Proposed Legislation to Improve Air Travel for People with Disabilities

The House of Representatives of the United States Congress passed a bill that renews authorization and funding to the Federal Aviation Administration (FFA) for five years and proposes updates to the Air Carrier Access Act (ACAA). The ACAA was originally enacted in 1986 to protect individuals with disabilities from discrimination in air travel. Although the ACAA has led to progress in this endeavor, individuals with disabilities still experience issues such as damage to their assistive devices, a lack of seating accommodations, inaccessible bathrooms, mishandling of service animals, and lack of training by the airline staff to provide adequate assistance. The proposed amendments to the ACAA aim to rectify some of these issues by ensuring streamlined boarding, deplaning, and connections between flights, accessible accommodations, and accessible communication, including both visual and audible announcements.

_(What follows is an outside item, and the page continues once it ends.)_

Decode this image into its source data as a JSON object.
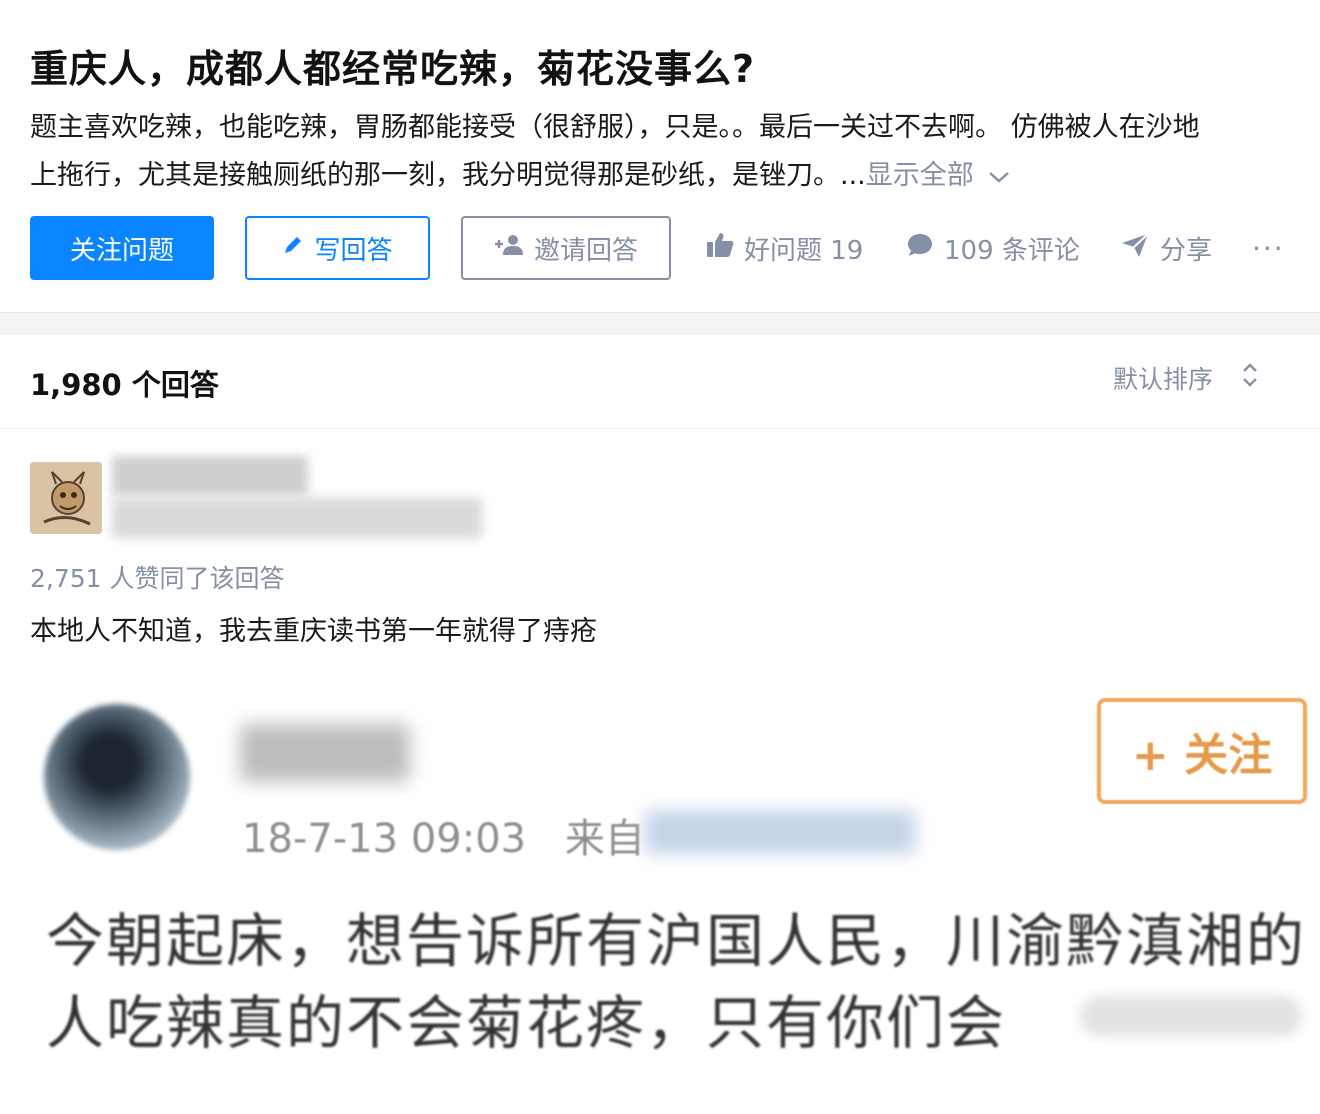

The bill also creates a Select Subcommittee for Aviation Consumers with Disabilities, which will advise the Secretary of Transportation on the air travel needs of individuals with disabilities. The bill also orders the U.S. Department of Transportation to conduct a study on the use of in-cabin wheelchair restraint systems and issue a report to Congress within 180 days of completing the study. Finally, the bill requires that the training provided to airport and airline staff be reviewed and updated.

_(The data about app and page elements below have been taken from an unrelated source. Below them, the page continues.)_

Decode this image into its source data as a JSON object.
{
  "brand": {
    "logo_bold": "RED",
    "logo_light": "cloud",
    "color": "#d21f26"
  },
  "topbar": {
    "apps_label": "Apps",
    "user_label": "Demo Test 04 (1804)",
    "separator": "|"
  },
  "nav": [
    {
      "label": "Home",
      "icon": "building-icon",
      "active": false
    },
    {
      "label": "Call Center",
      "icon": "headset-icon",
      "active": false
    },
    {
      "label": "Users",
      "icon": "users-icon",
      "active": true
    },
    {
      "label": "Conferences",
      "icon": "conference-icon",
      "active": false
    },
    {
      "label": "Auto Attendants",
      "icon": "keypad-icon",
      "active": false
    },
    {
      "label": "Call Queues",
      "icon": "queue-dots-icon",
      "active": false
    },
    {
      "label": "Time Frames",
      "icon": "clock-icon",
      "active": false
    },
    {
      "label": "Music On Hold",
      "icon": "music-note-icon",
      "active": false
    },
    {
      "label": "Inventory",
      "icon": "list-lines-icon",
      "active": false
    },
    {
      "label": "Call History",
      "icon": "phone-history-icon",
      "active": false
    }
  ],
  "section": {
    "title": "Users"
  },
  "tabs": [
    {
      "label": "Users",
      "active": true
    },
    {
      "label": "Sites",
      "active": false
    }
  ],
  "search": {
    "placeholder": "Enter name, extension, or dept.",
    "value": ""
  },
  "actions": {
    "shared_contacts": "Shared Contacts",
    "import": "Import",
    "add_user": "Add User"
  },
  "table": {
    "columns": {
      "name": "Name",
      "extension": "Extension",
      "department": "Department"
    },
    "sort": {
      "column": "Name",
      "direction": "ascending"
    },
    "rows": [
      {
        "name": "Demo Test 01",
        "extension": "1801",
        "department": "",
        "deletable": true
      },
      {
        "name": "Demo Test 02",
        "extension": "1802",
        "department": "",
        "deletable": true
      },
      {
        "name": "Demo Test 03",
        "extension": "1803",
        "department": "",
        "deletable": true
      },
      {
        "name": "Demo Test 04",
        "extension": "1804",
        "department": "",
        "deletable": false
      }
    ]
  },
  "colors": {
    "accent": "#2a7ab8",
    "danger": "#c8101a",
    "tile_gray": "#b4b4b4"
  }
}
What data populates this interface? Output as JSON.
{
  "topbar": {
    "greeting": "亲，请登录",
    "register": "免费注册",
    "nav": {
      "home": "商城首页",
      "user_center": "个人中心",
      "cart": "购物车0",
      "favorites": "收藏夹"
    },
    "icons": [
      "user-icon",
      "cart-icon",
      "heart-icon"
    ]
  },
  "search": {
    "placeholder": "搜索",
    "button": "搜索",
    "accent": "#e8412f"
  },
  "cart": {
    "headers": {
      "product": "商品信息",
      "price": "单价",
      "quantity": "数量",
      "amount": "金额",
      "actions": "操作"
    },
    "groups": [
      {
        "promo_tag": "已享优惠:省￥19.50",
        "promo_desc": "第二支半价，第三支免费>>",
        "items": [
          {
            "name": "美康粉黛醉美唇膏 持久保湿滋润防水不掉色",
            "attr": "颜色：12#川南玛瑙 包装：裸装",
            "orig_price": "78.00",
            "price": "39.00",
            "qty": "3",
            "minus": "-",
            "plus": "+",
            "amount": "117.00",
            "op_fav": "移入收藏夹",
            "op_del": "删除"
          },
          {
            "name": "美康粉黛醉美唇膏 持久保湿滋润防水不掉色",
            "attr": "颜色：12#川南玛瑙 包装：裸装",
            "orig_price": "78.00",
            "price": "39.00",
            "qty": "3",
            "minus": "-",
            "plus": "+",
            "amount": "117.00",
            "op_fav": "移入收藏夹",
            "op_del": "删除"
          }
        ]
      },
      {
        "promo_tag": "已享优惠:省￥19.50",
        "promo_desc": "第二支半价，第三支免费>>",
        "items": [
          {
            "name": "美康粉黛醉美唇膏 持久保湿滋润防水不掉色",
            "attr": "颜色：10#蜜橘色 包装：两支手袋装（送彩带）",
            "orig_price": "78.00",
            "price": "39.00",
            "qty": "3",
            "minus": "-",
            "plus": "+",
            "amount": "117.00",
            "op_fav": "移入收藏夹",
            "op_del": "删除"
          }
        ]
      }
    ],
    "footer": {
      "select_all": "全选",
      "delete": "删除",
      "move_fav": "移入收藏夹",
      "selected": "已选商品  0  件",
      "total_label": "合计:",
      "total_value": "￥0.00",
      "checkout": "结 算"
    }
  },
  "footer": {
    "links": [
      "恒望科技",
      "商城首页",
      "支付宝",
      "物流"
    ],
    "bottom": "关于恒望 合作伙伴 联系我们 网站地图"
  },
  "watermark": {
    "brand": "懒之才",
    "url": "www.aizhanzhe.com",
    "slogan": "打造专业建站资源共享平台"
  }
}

Now that the bill has been passed by the House of Representatives, it has moved to the Senate. To contact your Senators to voice your support of the Bill, please visit this site: To view the proposed bill in its entirety, please visit

If you would like to learn more about using air travel as a person with a disability, SRNA recently hosted a podcast on this subject. You can listen to the podcast here: